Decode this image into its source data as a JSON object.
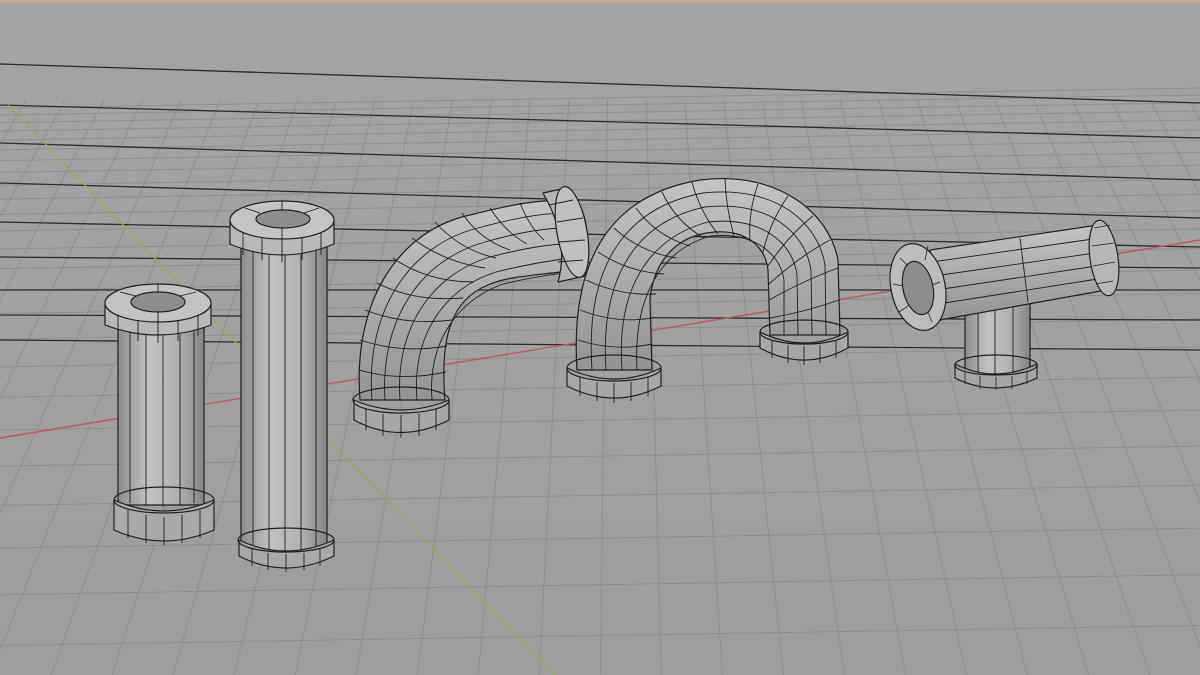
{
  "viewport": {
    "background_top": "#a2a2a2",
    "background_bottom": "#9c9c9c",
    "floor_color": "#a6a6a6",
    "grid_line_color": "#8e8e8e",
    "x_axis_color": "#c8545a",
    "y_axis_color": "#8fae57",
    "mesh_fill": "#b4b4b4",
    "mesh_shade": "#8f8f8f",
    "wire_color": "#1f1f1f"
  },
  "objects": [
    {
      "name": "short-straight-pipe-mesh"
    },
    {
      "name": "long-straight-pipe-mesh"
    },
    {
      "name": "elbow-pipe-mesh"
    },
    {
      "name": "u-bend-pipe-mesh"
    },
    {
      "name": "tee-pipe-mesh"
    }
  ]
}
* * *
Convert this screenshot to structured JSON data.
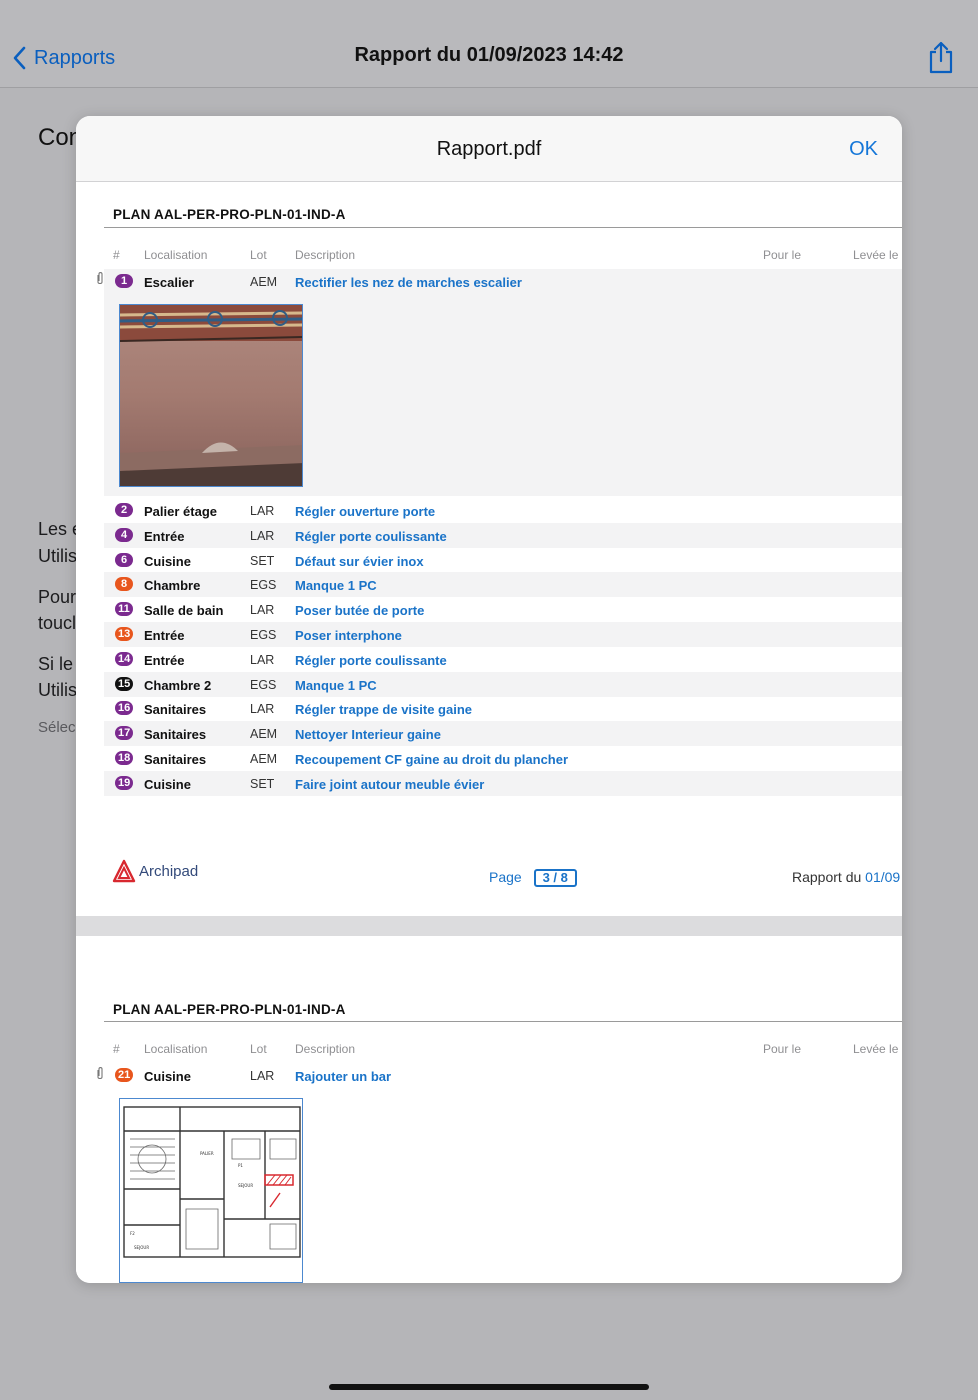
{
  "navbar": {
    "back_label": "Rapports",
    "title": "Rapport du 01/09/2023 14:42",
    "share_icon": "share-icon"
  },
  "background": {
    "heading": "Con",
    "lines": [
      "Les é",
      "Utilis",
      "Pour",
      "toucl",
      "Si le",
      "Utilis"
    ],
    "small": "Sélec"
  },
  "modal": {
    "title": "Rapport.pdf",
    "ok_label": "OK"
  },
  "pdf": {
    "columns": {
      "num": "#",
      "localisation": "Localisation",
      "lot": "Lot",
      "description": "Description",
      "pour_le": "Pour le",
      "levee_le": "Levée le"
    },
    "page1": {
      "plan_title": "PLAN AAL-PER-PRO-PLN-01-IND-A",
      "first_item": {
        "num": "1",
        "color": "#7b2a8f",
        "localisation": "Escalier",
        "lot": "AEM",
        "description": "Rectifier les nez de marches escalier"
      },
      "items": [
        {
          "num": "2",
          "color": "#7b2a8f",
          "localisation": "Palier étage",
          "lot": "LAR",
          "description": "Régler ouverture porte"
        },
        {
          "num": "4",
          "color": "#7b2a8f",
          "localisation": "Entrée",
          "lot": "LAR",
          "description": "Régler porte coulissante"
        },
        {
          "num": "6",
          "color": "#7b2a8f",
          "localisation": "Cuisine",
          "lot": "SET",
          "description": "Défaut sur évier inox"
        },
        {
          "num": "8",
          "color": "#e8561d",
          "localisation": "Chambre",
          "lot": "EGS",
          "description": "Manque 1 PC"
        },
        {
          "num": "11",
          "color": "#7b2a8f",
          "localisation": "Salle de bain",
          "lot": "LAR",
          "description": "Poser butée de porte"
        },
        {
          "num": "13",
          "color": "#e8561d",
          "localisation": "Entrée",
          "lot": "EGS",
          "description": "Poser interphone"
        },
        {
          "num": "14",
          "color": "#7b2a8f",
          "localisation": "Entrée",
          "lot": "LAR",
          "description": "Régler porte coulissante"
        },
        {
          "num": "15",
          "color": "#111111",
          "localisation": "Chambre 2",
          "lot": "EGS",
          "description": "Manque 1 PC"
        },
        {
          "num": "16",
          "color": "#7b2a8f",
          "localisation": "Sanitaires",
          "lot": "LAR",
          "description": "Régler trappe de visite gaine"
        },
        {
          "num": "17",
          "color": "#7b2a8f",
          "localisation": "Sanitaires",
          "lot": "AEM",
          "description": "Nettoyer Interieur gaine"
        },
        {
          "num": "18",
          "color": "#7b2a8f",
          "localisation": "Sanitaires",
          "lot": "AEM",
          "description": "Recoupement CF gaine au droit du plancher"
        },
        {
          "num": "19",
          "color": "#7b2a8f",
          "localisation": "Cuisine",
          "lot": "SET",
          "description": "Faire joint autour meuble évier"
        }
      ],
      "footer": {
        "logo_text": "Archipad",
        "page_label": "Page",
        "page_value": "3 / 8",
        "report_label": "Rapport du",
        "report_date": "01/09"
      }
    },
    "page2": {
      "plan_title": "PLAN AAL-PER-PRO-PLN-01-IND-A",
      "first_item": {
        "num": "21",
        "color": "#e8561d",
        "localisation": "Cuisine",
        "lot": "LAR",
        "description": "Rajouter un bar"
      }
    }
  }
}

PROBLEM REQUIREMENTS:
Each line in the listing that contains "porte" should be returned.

ANSWER BOX:
          "description": "Régler ouverture porte"
          "description": "Régler porte coulissante"
          "description": "Poser butée de porte"
          "description": "Régler porte coulissante"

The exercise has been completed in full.